September 14, 2010
BASALT – Ask a Roaring Fork Valley fly-fishing guide what their favorite time of year is to fish, and almost certainly they’ll reply with fall.
Gone are the long and hot “dog days” of July and August. Fishing pressure is now very light, offering more fish per fisherman. Insect hatches are still prevalent and include both late summer and early fall insects such as blue-wing olives, pale morning duns, green drakes, caddis and midges. As we make the transition into fall, expect the smaller insects to dominate the majority of trout’s diet as the larger insects slowly fade away until next summer.
Blue-wing olives will be the primary hatch for the next two months. What these small mayflies lack in size they make up for in sheer numbers. Whether you’re fishing the large waters of the Colorado River or the small waters of the Fryingpan or upper Roaring Fork rivers, you will want to be certain that you have flies to imitate this mayfly in all stages of life. A guide’s fly box in the fall will consist mostly of blue wing olive patterns in sizes 18-22, along with various egg and streamer patterns.
Brown trout spawn in the fall, and when this occurs, freshly laid trout eggs litter the river bottoms, becoming a nutrient-rich source of protein and food for the non-spawning trout. An egg pattern trailed by a blue wing olive imitation (or two) will be your “bread and butter.”
For the larger rivers we generally fish a No. 14 egg in yellow, peach or orange followed by a No. 18-20 pheasant tail, jujubaetis, RS2 or Barr emerger. On smaller waters such as the Fryingpan or upper Roaring Fork, downsize your egg into that No. 18 size range trailed by smaller, No. 20-22 blue wing olive imitations.

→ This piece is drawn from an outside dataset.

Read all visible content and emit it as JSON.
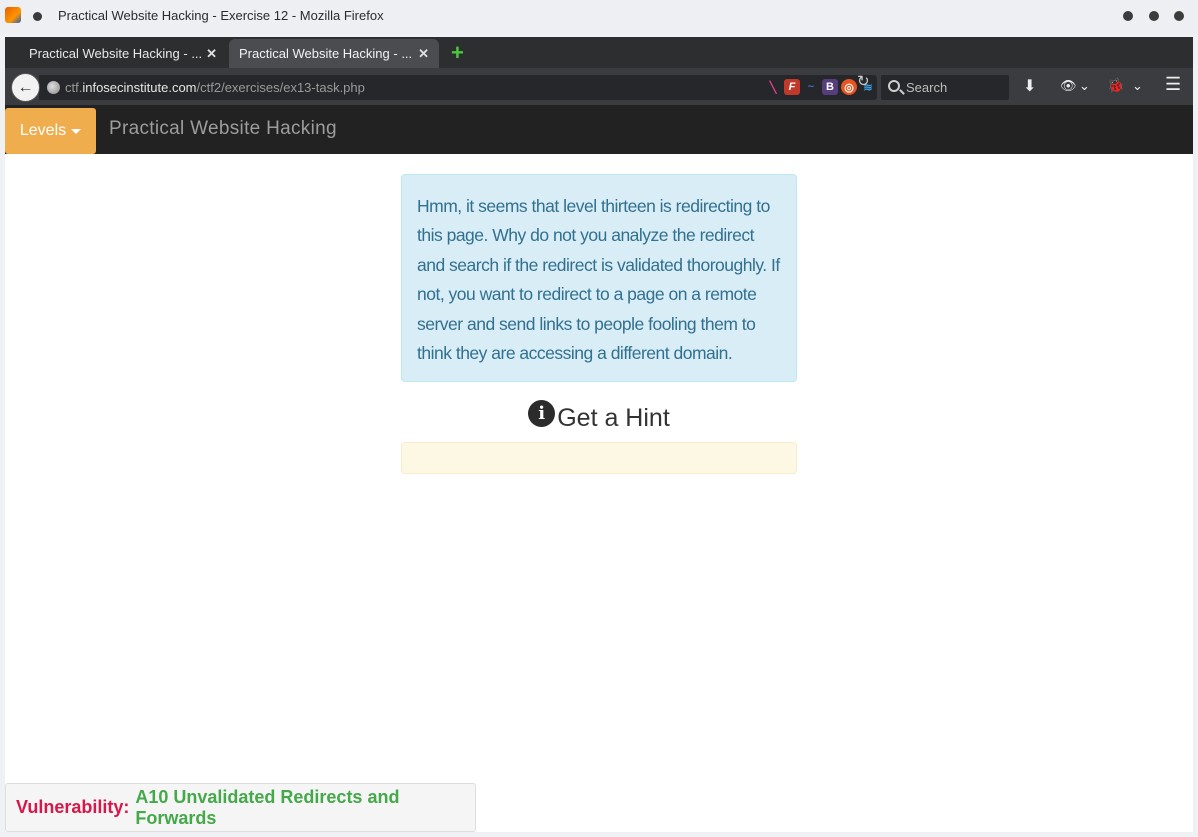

Don’t count out the streamer fishing during the fall, especially when floating. Next to dry-fly fishing, streamer fishing is the most fun you can have with your waders on. The visuals can only be described as amazing, as even the short striking fish are plenty of fun.